[Instructions for the task]:
Nothing should differ between your output and the entries below.

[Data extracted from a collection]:
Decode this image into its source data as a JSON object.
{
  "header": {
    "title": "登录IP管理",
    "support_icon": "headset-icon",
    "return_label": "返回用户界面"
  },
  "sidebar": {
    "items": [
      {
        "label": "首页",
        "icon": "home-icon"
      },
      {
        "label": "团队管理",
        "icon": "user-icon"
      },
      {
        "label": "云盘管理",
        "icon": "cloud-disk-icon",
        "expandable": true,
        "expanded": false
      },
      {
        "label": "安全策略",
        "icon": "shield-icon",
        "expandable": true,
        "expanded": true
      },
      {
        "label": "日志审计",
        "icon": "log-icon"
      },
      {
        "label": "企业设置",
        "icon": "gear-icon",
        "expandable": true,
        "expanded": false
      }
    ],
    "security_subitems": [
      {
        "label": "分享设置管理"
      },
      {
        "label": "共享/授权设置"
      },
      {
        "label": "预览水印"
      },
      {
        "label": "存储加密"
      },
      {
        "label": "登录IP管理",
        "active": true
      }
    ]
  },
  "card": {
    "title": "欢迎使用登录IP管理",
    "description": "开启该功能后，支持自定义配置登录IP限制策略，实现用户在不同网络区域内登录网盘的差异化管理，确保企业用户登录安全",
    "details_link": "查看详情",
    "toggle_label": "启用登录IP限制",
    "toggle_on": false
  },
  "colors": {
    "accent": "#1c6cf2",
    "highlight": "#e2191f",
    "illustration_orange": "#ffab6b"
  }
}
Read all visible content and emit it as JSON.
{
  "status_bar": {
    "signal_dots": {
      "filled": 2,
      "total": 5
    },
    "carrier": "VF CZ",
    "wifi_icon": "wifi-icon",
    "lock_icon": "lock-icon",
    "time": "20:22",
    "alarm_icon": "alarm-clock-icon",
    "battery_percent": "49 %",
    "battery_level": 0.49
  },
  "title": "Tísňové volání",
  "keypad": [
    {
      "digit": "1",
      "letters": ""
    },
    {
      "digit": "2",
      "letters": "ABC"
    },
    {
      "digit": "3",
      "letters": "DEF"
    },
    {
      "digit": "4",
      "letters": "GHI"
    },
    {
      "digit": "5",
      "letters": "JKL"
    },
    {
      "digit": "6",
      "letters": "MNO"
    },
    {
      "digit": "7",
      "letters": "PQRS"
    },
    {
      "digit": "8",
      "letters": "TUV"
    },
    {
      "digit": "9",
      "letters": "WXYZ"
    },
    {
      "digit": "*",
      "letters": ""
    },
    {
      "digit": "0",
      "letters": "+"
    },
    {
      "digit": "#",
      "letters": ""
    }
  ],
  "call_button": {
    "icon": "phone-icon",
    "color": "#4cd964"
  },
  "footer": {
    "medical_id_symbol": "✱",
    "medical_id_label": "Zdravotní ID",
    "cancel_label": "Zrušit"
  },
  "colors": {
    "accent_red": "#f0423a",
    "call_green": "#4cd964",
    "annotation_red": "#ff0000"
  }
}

[Answer space]:
Decode this image into its source data as a JSON object.
{
  "header": {
    "title": "登录IP管理",
    "support_icon": "headset-icon",
    "return_label": "返回用户界面"
  },
  "sidebar": {
    "items": [
      {
        "label": "首页",
        "icon": "home-icon"
      },
      {
        "label": "团队管理",
        "icon": "user-icon"
      },
      {
        "label": "云盘管理",
        "icon": "cloud-disk-icon",
        "expandable": true,
        "expanded": false
      },
      {
        "label": "安全策略",
        "icon": "shield-icon",
        "expandable": true,
        "expanded": true
      },
      {
        "label": "日志审计",
        "icon": "log-icon"
      },
      {
        "label": "企业设置",
        "icon": "gear-icon",
        "expandable": true,
        "expanded": false
      }
    ],
    "security_subitems": [
      {
        "label": "分享设置管理"
      },
      {
        "label": "共享/授权设置"
      },
      {
        "label": "预览水印"
      },
      {
        "label": "存储加密"
      },
      {
        "label": "登录IP管理",
        "active": true
      }
    ]
  },
  "card": {
    "title": "欢迎使用登录IP管理",
    "description": "开启该功能后，支持自定义配置登录IP限制策略，实现用户在不同网络区域内登录网盘的差异化管理，确保企业用户登录安全",
    "details_link": "查看详情",
    "toggle_label": "启用登录IP限制",
    "toggle_on": false
  },
  "colors": {
    "accent": "#1c6cf2",
    "highlight": "#e2191f",
    "illustration_orange": "#ffab6b"
  }
}
Read all visible content and emit it as JSON.
{
  "status_bar": {
    "signal_dots": {
      "filled": 2,
      "total": 5
    },
    "carrier": "VF CZ",
    "wifi_icon": "wifi-icon",
    "lock_icon": "lock-icon",
    "time": "20:22",
    "alarm_icon": "alarm-clock-icon",
    "battery_percent": "49 %",
    "battery_level": 0.49
  },
  "title": "Tísňové volání",
  "keypad": [
    {
      "digit": "1",
      "letters": ""
    },
    {
      "digit": "2",
      "letters": "ABC"
    },
    {
      "digit": "3",
      "letters": "DEF"
    },
    {
      "digit": "4",
      "letters": "GHI"
    },
    {
      "digit": "5",
      "letters": "JKL"
    },
    {
      "digit": "6",
      "letters": "MNO"
    },
    {
      "digit": "7",
      "letters": "PQRS"
    },
    {
      "digit": "8",
      "letters": "TUV"
    },
    {
      "digit": "9",
      "letters": "WXYZ"
    },
    {
      "digit": "*",
      "letters": ""
    },
    {
      "digit": "0",
      "letters": "+"
    },
    {
      "digit": "#",
      "letters": ""
    }
  ],
  "call_button": {
    "icon": "phone-icon",
    "color": "#4cd964"
  },
  "footer": {
    "medical_id_symbol": "✱",
    "medical_id_label": "Zdravotní ID",
    "cancel_label": "Zrušit"
  },
  "colors": {
    "accent_red": "#f0423a",
    "call_green": "#4cd964",
    "annotation_red": "#ff0000"
  }
}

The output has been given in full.